As an artiste, I am always looking to explore different genres. One gets a script like Mrs Chatterjee... not often in one’s career. It’s based on a real-life incident and is about a real mother. It was an important film and an important story to be told. It depicts an Indian woman’s plight in a foreign country. When I first heard about this ordeal, I was really, really angered that something like this can happen to our fellow Indian in another country. I have always believed in playing Indian women who are written very strongly on a global platform. It’s through films that one gets to know what the situation of a country is and how women are treated there at a certain point in time. I truly believe that Indian women are so special that when I portray them in their true glory — whether it’s a cop or a teacher — it’s important for me to tell the world that this is who we are. We have strong women in every sphere. My character Meera Gaity was the one who drove the story in No One Killed Jessica. She was an amalgamation of so many journalists at that time. Whatever I play, it’s very important for me to portray Indian women and their strength beautifully on screen.
Rani inMrs Chatterjee vs Norway, now playing in theatre.
Did your faith in Mrs Chatterjee vs Norway happen right at the beginning or evolve over time?
Whether a film is a winner or not is not something that most actors know at the onset. But we do need to have immense belief in the script. Otherwise, what’s the point of being part of a film? This is especially true at this point in my career where I don’t need to do a film just to be seen. I have to do a film which I believe in, which I know that my audience will enjoy watching. We all knew that Mrs Chatterjee... was an important story to tell and that’s the belief that powered us through the making of the film and also during the time of its release.
How important are box-office numbers to you?
Very important. That’s because box-office numbers indicate the number of people who have gone to watch your film. That is where I get my validation as an actor. I am not here to act for four or five people... I am here to act for an audience which has watched me for so many years now.
How far do you think the success of Mrs Chatterjee vs Norway will push others to make content-driven cinema for the big screen and not just for OTT platforms?
I do think that the success of the film has instilled a lot of faith in many film-makers. I got calls from so many people thanking me and the team and saying that they can also think of releasing their films in the theatre. Even after we had a very successful trailer, there was talk that people have loved the trailer but let’s see if the audience gives it a chance in theatres or waits for it to release on OTT. So we didn’t really know what was in store for us. But I am glad we stuck to our guns. Now we know that if it’s a good film, people will come.
A theatrical experience doesn’t always mean that the audience comes in to laugh and dance and be happy. Sometimes people want to come in to cry also. In our country, we don’t really have many people speaking to counsellors and films act as a mode of release for many people in many ways.

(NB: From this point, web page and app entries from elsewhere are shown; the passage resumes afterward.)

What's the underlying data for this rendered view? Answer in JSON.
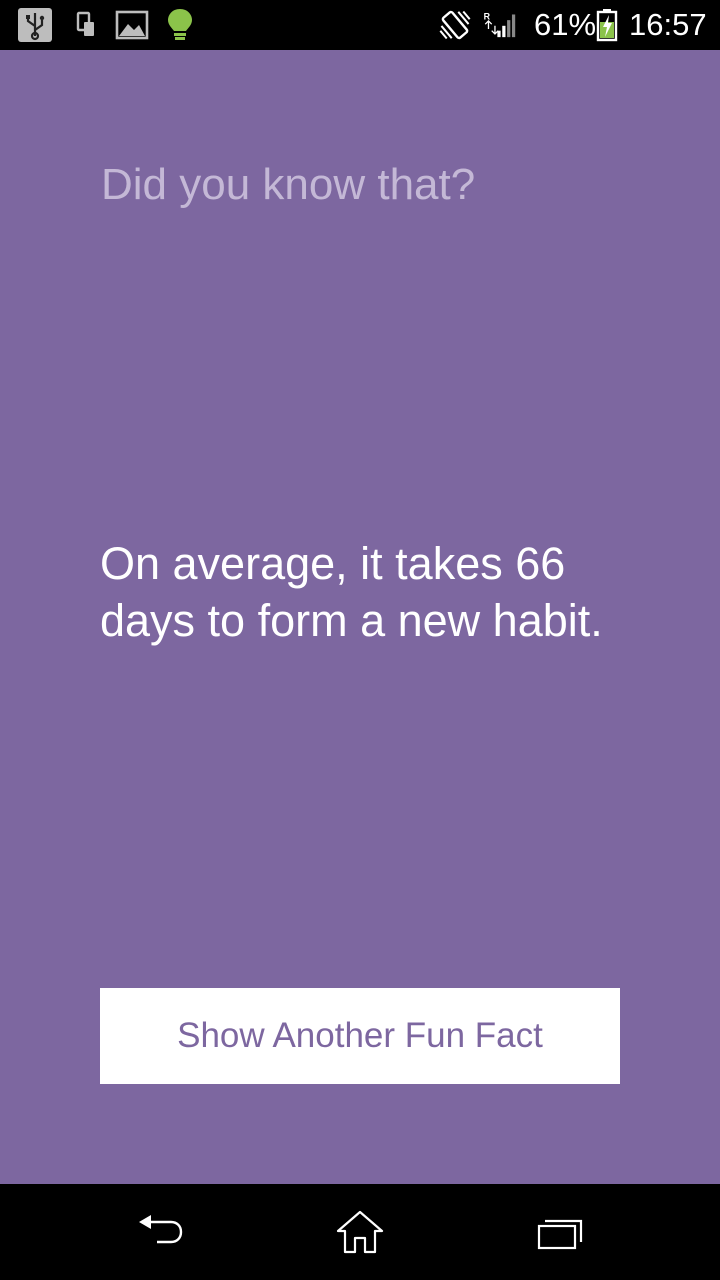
{
  "status_bar": {
    "battery_percent": "61%",
    "time": "16:57",
    "network_roaming": "R",
    "icons": [
      "usb-icon",
      "device-transfer-icon",
      "image-icon",
      "lightbulb-icon",
      "vibrate-icon",
      "signal-icon",
      "battery-charging-icon"
    ]
  },
  "main": {
    "heading": "Did you know that?",
    "fact": "On average, it takes 66 days to form a new habit.",
    "button_label": "Show Another Fun Fact"
  },
  "nav_bar": {
    "icons": [
      "back-icon",
      "home-icon",
      "recent-apps-icon"
    ]
  },
  "colors": {
    "background": "#7d67a0",
    "heading": "#c4b8d6",
    "button_text": "#7d67a0"
  }
}
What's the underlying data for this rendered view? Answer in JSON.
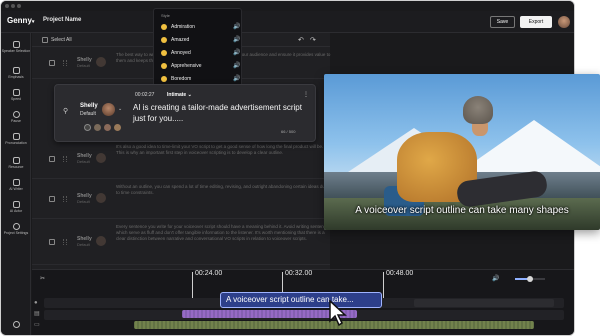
{
  "app": {
    "logo": "Genny",
    "logo_chevron": "▾",
    "project_name": "Project Name"
  },
  "header": {
    "save_label": "Save",
    "export_label": "Export"
  },
  "sidebar": {
    "items": [
      {
        "label": "Speaker Selection",
        "icon": "speaker-icon"
      },
      {
        "label": "Emphasis",
        "icon": "emphasis-icon"
      },
      {
        "label": "Speed",
        "icon": "speed-icon"
      },
      {
        "label": "Pause",
        "icon": "pause-icon"
      },
      {
        "label": "Pronunciation",
        "icon": "pronunciation-icon"
      },
      {
        "label": "Resource",
        "icon": "resource-icon"
      },
      {
        "label": "AI Writer",
        "icon": "ai-writer-icon"
      },
      {
        "label": "AI Actor",
        "icon": "ai-actor-icon"
      },
      {
        "label": "Project Settings",
        "icon": "settings-icon"
      }
    ]
  },
  "list": {
    "select_all": "Select All",
    "undo": "↶",
    "redo": "↷",
    "rows": [
      {
        "name": "Shelly",
        "sub": "Default",
        "text": "The best way to write a voiceover script is to make it all about your audience and ensure it provides value to them and keeps them hooked."
      },
      {
        "name": "Shelly",
        "sub": "Default",
        "text": "It's also a good idea to time-limit your VO script to get a good sense of how long the final product will be. This is why an important first step in voiceover scripting is to develop a clear outline."
      },
      {
        "name": "Shelly",
        "sub": "Default",
        "text": "Without an outline, you can spend a lot of time editing, revising, and outright abandoning certain ideas due to time constraints."
      },
      {
        "name": "Shelly",
        "sub": "Default",
        "text": "Every sentence you write for your voiceover script should have a meaning behind it. Avoid writing sentences which serve as fluff and don't offer tangible information to the listener. It's worth mentioning that there is a clear distinction between narrative and conversational VO scripts in relation to voiceover scripts."
      }
    ]
  },
  "style_menu": {
    "title": "Style",
    "items": [
      {
        "label": "Admiration",
        "icon": "smile-icon"
      },
      {
        "label": "Amazed",
        "icon": "smile-icon"
      },
      {
        "label": "Annoyed",
        "icon": "smile-icon"
      },
      {
        "label": "Apprehensive",
        "icon": "smile-icon"
      },
      {
        "label": "Boredom",
        "icon": "smile-icon"
      }
    ],
    "speaker_glyph": "🔊"
  },
  "editor": {
    "speaker_name": "Shelly",
    "speaker_style": "Default",
    "time": "00:02:27",
    "style": "Intimate",
    "style_chevron": "⌄",
    "speaker_chevron": "⌄",
    "more": "⋮",
    "text": "AI is creating a tailor-made advertisement script just for you.....",
    "char_count": "66 / 500"
  },
  "video": {
    "caption": "A voiceover script outline can take many shapes"
  },
  "timeline": {
    "marks": [
      "00:24.00",
      "00:32.00",
      "00:48.00"
    ],
    "caption_clip": "A voiceover script outline can take...",
    "volume_level": 0.5,
    "tools_glyph": "✂"
  },
  "colors": {
    "accent": "#2d3f8a",
    "caption_border": "#9fb3ff",
    "style_emoji": "#f0c040"
  }
}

They connect with an emotion in a film and let go. I had so many of my friends weeping and sobbing while watching Mrs Chatterjee... it was a good release for them!
Belated birthday wishes (Rani turned a year younger on March 21). What was special about this year?
My birthday this year was truly special because I visited the Kamakhya Temple (in Assam). I always believed that I would go when Kamakhya Maa calls me and it happened on my birthday and I couldn’t be happier. Not many people know that my mother prayed to Goddess Kali for a daughter before having me. My mom was extremely touched because I was born on a Tuesday and I went to Kamakhya on my birthday, which was also a Tuesday. I had my daughter and my mother with me and had such a beautiful darshan. I am very connected with all Maata temples like Kamakhya, Kalighat, Vaishno Devi.... This birthday was all about being grateful for the success of my film.